Start of Dataset entries

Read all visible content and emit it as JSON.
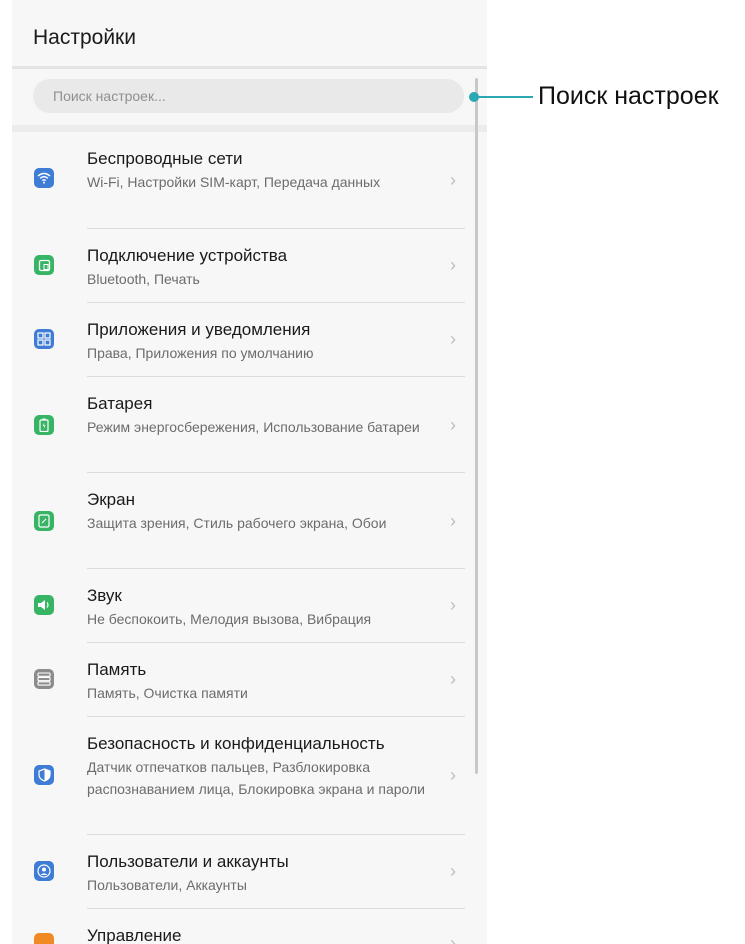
{
  "header": {
    "title": "Настройки"
  },
  "search": {
    "placeholder": "Поиск настроек..."
  },
  "callout": {
    "label": "Поиск настроек"
  },
  "items": [
    {
      "title": "Беспроводные сети",
      "subtitle": "Wi-Fi, Настройки SIM-карт, Передача данных",
      "icon": "wifi-icon",
      "color": "#3f7cd6"
    },
    {
      "title": "Подключение устройства",
      "subtitle": "Bluetooth, Печать",
      "icon": "device-connection-icon",
      "color": "#37b464"
    },
    {
      "title": "Приложения и уведомления",
      "subtitle": "Права, Приложения по умолчанию",
      "icon": "apps-grid-icon",
      "color": "#3f7cd6"
    },
    {
      "title": "Батарея",
      "subtitle": "Режим энергосбережения, Использование батареи",
      "icon": "battery-icon",
      "color": "#37b464"
    },
    {
      "title": "Экран",
      "subtitle": "Защита зрения, Стиль рабочего экрана, Обои",
      "icon": "display-icon",
      "color": "#37b464"
    },
    {
      "title": "Звук",
      "subtitle": "Не беспокоить, Мелодия вызова, Вибрация",
      "icon": "speaker-icon",
      "color": "#37b464"
    },
    {
      "title": "Память",
      "subtitle": "Память, Очистка памяти",
      "icon": "storage-icon",
      "color": "#8c8c8c"
    },
    {
      "title": "Безопасность и конфиденциальность",
      "subtitle": "Датчик отпечатков пальцев, Разблокировка распознаванием лица, Блокировка экрана и пароли",
      "icon": "shield-icon",
      "color": "#3f7cd6"
    },
    {
      "title": "Пользователи и аккаунты",
      "subtitle": "Пользователи, Аккаунты",
      "icon": "user-icon",
      "color": "#3f7cd6"
    },
    {
      "title": "Управление",
      "subtitle": "",
      "icon": "management-icon",
      "color": "#f08a24"
    }
  ]
}
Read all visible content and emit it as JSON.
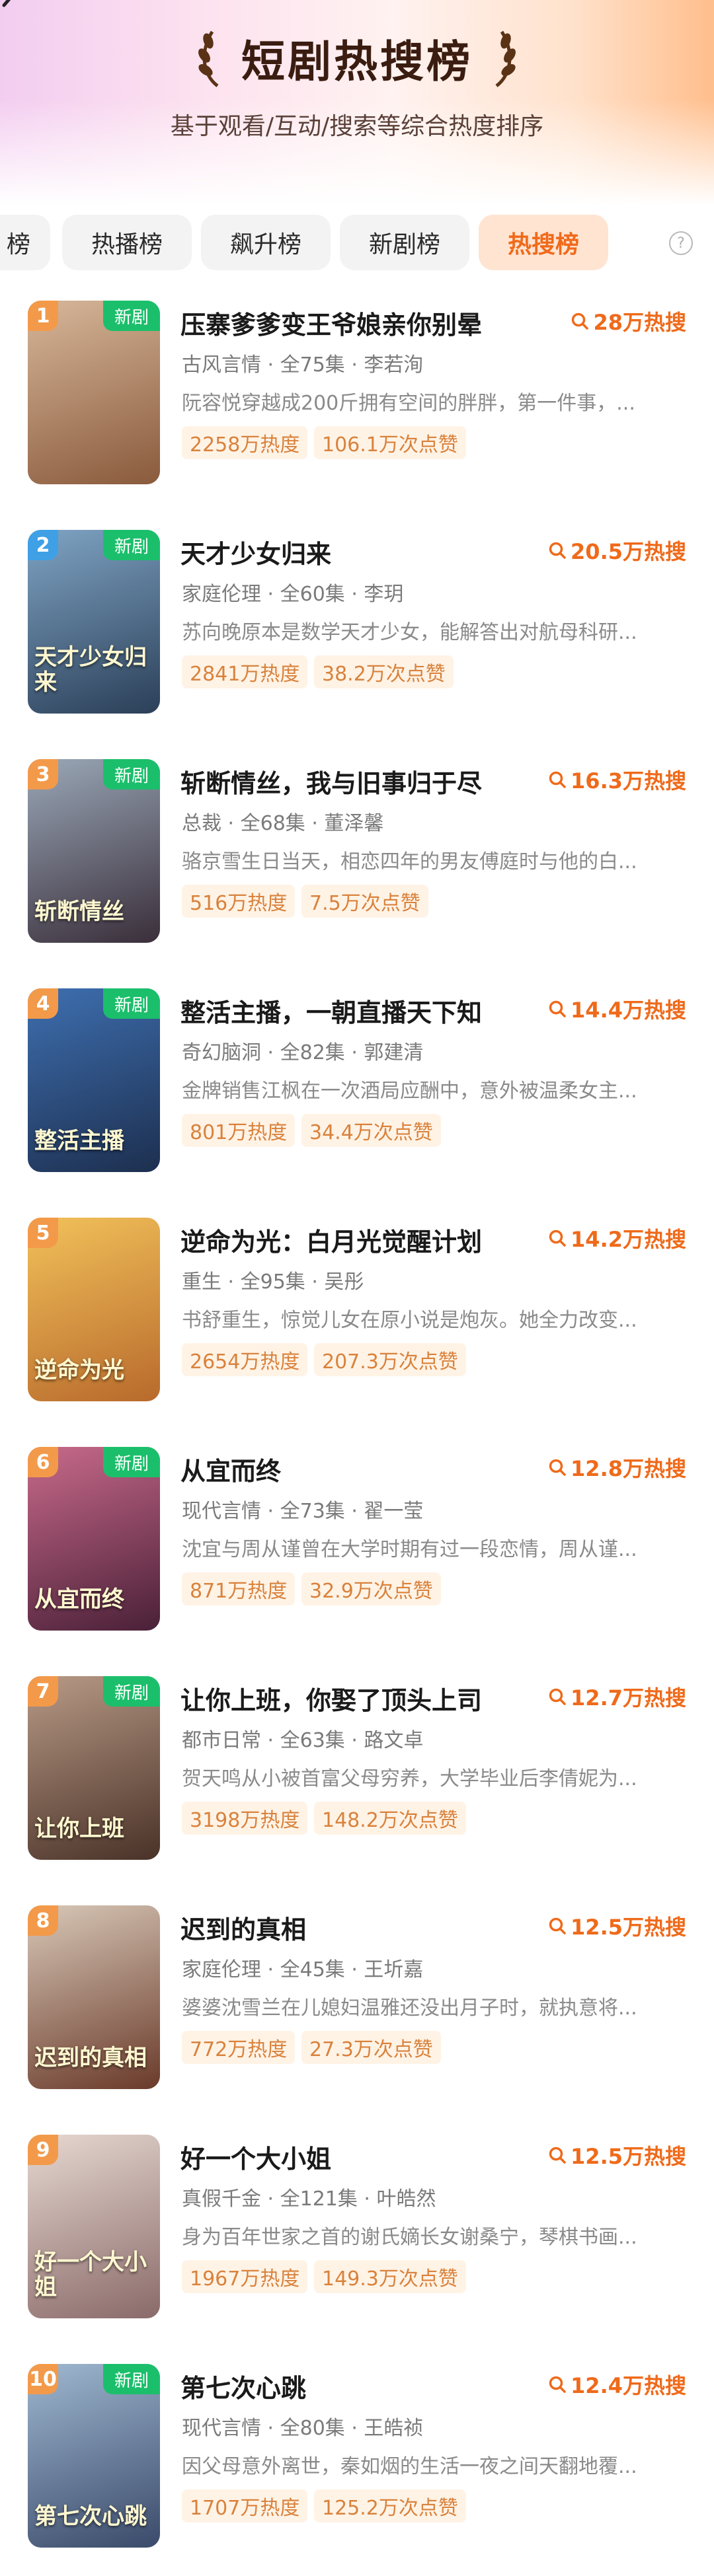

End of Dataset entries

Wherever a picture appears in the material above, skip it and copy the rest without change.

Result of this exercise:
Read all visible content and emit it as JSON.
{
  "header": {
    "title": "Настройки"
  },
  "search": {
    "placeholder": "Поиск настроек..."
  },
  "callout": {
    "label": "Поиск настроек"
  },
  "items": [
    {
      "title": "Беспроводные сети",
      "subtitle": "Wi-Fi, Настройки SIM-карт, Передача данных",
      "icon": "wifi-icon",
      "color": "#3f7cd6"
    },
    {
      "title": "Подключение устройства",
      "subtitle": "Bluetooth, Печать",
      "icon": "device-connection-icon",
      "color": "#37b464"
    },
    {
      "title": "Приложения и уведомления",
      "subtitle": "Права, Приложения по умолчанию",
      "icon": "apps-grid-icon",
      "color": "#3f7cd6"
    },
    {
      "title": "Батарея",
      "subtitle": "Режим энергосбережения, Использование батареи",
      "icon": "battery-icon",
      "color": "#37b464"
    },
    {
      "title": "Экран",
      "subtitle": "Защита зрения, Стиль рабочего экрана, Обои",
      "icon": "display-icon",
      "color": "#37b464"
    },
    {
      "title": "Звук",
      "subtitle": "Не беспокоить, Мелодия вызова, Вибрация",
      "icon": "speaker-icon",
      "color": "#37b464"
    },
    {
      "title": "Память",
      "subtitle": "Память, Очистка памяти",
      "icon": "storage-icon",
      "color": "#8c8c8c"
    },
    {
      "title": "Безопасность и конфиденциальность",
      "subtitle": "Датчик отпечатков пальцев, Разблокировка распознаванием лица, Блокировка экрана и пароли",
      "icon": "shield-icon",
      "color": "#3f7cd6"
    },
    {
      "title": "Пользователи и аккаунты",
      "subtitle": "Пользователи, Аккаунты",
      "icon": "user-icon",
      "color": "#3f7cd6"
    },
    {
      "title": "Управление",
      "subtitle": "",
      "icon": "management-icon",
      "color": "#f08a24"
    }
  ]
}
Read all visible content and emit it as JSON.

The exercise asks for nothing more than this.